▶ **Element data from apps and pages**
============

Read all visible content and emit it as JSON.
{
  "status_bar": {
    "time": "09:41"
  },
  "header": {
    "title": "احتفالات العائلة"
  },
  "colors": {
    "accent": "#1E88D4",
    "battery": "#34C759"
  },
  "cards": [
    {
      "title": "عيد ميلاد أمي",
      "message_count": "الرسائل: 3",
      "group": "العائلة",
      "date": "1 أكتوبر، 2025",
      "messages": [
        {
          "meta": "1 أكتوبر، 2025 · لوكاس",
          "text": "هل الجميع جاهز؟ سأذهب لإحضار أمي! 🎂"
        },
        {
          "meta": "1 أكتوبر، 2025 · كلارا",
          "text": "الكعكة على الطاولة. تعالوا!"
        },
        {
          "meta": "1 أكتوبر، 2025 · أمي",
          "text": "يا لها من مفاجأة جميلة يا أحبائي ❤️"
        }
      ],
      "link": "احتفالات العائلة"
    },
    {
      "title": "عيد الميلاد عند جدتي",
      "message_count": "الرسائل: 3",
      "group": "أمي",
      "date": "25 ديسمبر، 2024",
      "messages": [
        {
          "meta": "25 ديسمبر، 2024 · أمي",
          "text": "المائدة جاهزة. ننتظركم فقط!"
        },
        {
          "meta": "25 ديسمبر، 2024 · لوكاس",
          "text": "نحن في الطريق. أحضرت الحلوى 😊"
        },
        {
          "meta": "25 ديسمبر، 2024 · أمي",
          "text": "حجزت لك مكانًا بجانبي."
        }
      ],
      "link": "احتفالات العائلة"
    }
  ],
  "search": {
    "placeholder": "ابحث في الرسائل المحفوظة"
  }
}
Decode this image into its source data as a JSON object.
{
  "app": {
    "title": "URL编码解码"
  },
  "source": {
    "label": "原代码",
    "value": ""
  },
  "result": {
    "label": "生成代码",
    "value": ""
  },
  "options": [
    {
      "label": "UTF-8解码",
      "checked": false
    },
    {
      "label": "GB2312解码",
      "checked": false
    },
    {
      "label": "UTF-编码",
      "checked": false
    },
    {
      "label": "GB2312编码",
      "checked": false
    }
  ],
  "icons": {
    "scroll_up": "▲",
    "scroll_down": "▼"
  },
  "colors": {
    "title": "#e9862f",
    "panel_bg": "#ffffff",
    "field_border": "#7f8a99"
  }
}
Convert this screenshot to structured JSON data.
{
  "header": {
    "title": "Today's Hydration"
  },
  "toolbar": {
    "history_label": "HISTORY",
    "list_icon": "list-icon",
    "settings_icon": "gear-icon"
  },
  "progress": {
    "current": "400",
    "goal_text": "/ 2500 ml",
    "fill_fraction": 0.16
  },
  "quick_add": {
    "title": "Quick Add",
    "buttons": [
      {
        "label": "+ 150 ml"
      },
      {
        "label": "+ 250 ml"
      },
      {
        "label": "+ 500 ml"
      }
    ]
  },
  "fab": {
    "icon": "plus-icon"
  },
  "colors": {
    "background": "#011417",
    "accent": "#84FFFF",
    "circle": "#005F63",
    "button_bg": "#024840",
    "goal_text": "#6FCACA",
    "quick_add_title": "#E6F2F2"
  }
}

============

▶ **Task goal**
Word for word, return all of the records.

▶ **Your solution**
Read all visible content and emit it as JSON.
{
  "status_bar": {
    "time": "09:41"
  },
  "header": {
    "title": "احتفالات العائلة"
  },
  "colors": {
    "accent": "#1E88D4",
    "battery": "#34C759"
  },
  "cards": [
    {
      "title": "عيد ميلاد أمي",
      "message_count": "الرسائل: 3",
      "group": "العائلة",
      "date": "1 أكتوبر، 2025",
      "messages": [
        {
          "meta": "1 أكتوبر، 2025 · لوكاس",
          "text": "هل الجميع جاهز؟ سأذهب لإحضار أمي! 🎂"
        },
        {
          "meta": "1 أكتوبر، 2025 · كلارا",
          "text": "الكعكة على الطاولة. تعالوا!"
        },
        {
          "meta": "1 أكتوبر، 2025 · أمي",
          "text": "يا لها من مفاجأة جميلة يا أحبائي ❤️"
        }
      ],
      "link": "احتفالات العائلة"
    },
    {
      "title": "عيد الميلاد عند جدتي",
      "message_count": "الرسائل: 3",
      "group": "أمي",
      "date": "25 ديسمبر، 2024",
      "messages": [
        {
          "meta": "25 ديسمبر، 2024 · أمي",
          "text": "المائدة جاهزة. ننتظركم فقط!"
        },
        {
          "meta": "25 ديسمبر، 2024 · لوكاس",
          "text": "نحن في الطريق. أحضرت الحلوى 😊"
        },
        {
          "meta": "25 ديسمبر، 2024 · أمي",
          "text": "حجزت لك مكانًا بجانبي."
        }
      ],
      "link": "احتفالات العائلة"
    }
  ],
  "search": {
    "placeholder": "ابحث في الرسائل المحفوظة"
  }
}
Decode this image into its source data as a JSON object.
{
  "app": {
    "title": "URL编码解码"
  },
  "source": {
    "label": "原代码",
    "value": ""
  },
  "result": {
    "label": "生成代码",
    "value": ""
  },
  "options": [
    {
      "label": "UTF-8解码",
      "checked": false
    },
    {
      "label": "GB2312解码",
      "checked": false
    },
    {
      "label": "UTF-编码",
      "checked": false
    },
    {
      "label": "GB2312编码",
      "checked": false
    }
  ],
  "icons": {
    "scroll_up": "▲",
    "scroll_down": "▼"
  },
  "colors": {
    "title": "#e9862f",
    "panel_bg": "#ffffff",
    "field_border": "#7f8a99"
  }
}
Convert this screenshot to structured JSON data.
{
  "header": {
    "title": "Today's Hydration"
  },
  "toolbar": {
    "history_label": "HISTORY",
    "list_icon": "list-icon",
    "settings_icon": "gear-icon"
  },
  "progress": {
    "current": "400",
    "goal_text": "/ 2500 ml",
    "fill_fraction": 0.16
  },
  "quick_add": {
    "title": "Quick Add",
    "buttons": [
      {
        "label": "+ 150 ml"
      },
      {
        "label": "+ 250 ml"
      },
      {
        "label": "+ 500 ml"
      }
    ]
  },
  "fab": {
    "icon": "plus-icon"
  },
  "colors": {
    "background": "#011417",
    "accent": "#84FFFF",
    "circle": "#005F63",
    "button_bg": "#024840",
    "goal_text": "#6FCACA",
    "quick_add_title": "#E6F2F2"
  }
}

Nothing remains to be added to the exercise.